**Items from an interface collection**
>>>

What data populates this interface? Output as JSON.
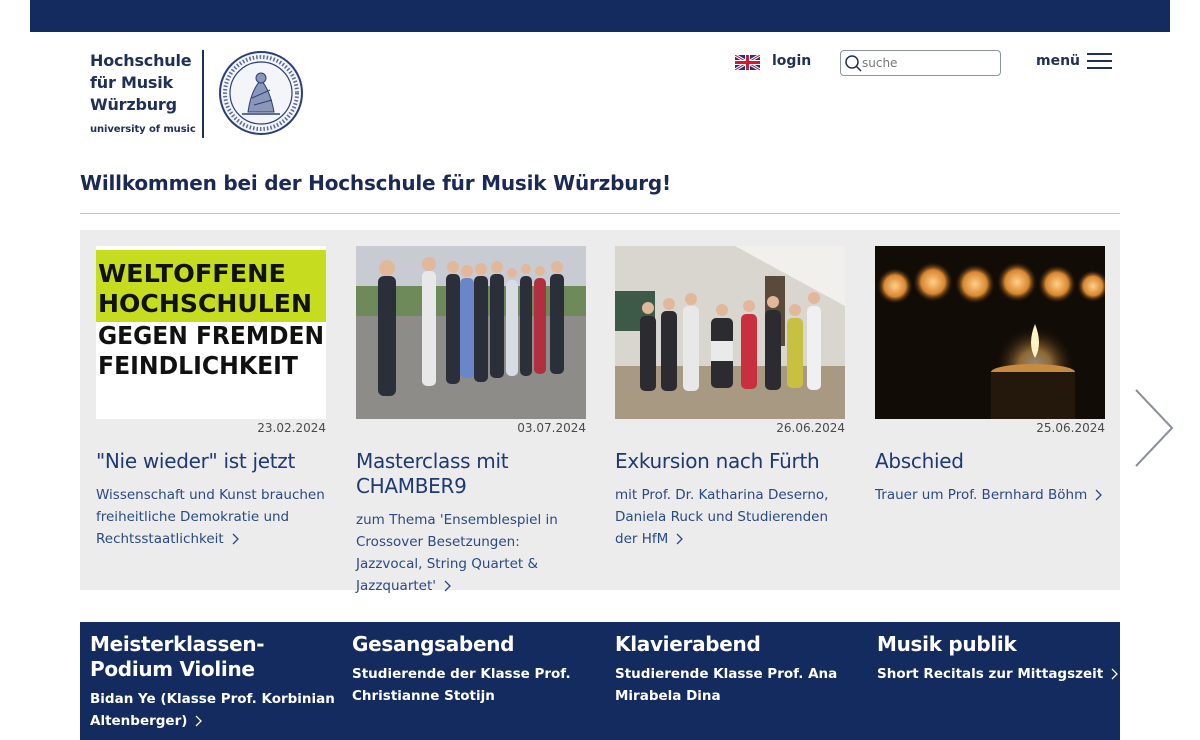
{
  "header": {
    "logo_lines": [
      "Hochschule",
      "für Musik",
      "Würzburg"
    ],
    "logo_sub": "university of music",
    "login_label": "login",
    "search_placeholder": "suche",
    "menu_label": "menü"
  },
  "welcome": "Willkommen bei der Hochschule für Musik Würzburg!",
  "news": [
    {
      "image_text": [
        "WELTOFFENE",
        "HOCHSCHULEN",
        "GEGEN FREMDEN",
        "FEINDLICHKEIT"
      ],
      "date": "23.02.2024",
      "title": "\"Nie wieder\" ist jetzt",
      "text": "Wissenschaft und Kunst brauchen freiheitliche Demokratie und Rechtsstaatlichkeit"
    },
    {
      "date": "03.07.2024",
      "title": "Masterclass mit CHAMBER9",
      "text": "zum Thema 'Ensemblespiel in Crossover Besetzungen: Jazzvocal, String Quartet & Jazzquartet'"
    },
    {
      "date": "26.06.2024",
      "title": "Exkursion nach Fürth",
      "text": "mit Prof. Dr. Katharina Deserno, Daniela Ruck und Studierenden der HfM"
    },
    {
      "date": "25.06.2024",
      "title": "Abschied",
      "text": "Trauer um Prof. Bernhard Böhm"
    }
  ],
  "events": [
    {
      "title": "Meisterklassen-Podium Violine",
      "text": "Bidan Ye (Klasse Prof. Korbinian Altenberger)"
    },
    {
      "title": "Gesangsabend",
      "text": "Studierende der Klasse Prof. Christianne Stotijn"
    },
    {
      "title": "Klavierabend",
      "text": "Studierende Klasse Prof. Ana Mirabela Dina"
    },
    {
      "title": "Musik publik",
      "text": "Short Recitals zur Mittagszeit"
    }
  ],
  "colors": {
    "navy": "#132b5e",
    "link": "#1e3a72",
    "panel": "#ececec",
    "logo_green": "#c6dc1e"
  },
  "icons": [
    "uk-flag-icon",
    "search-icon",
    "hamburger-icon",
    "chevron-right-icon",
    "next-arrow-icon"
  ]
}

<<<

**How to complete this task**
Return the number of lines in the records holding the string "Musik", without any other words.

**Task result**
3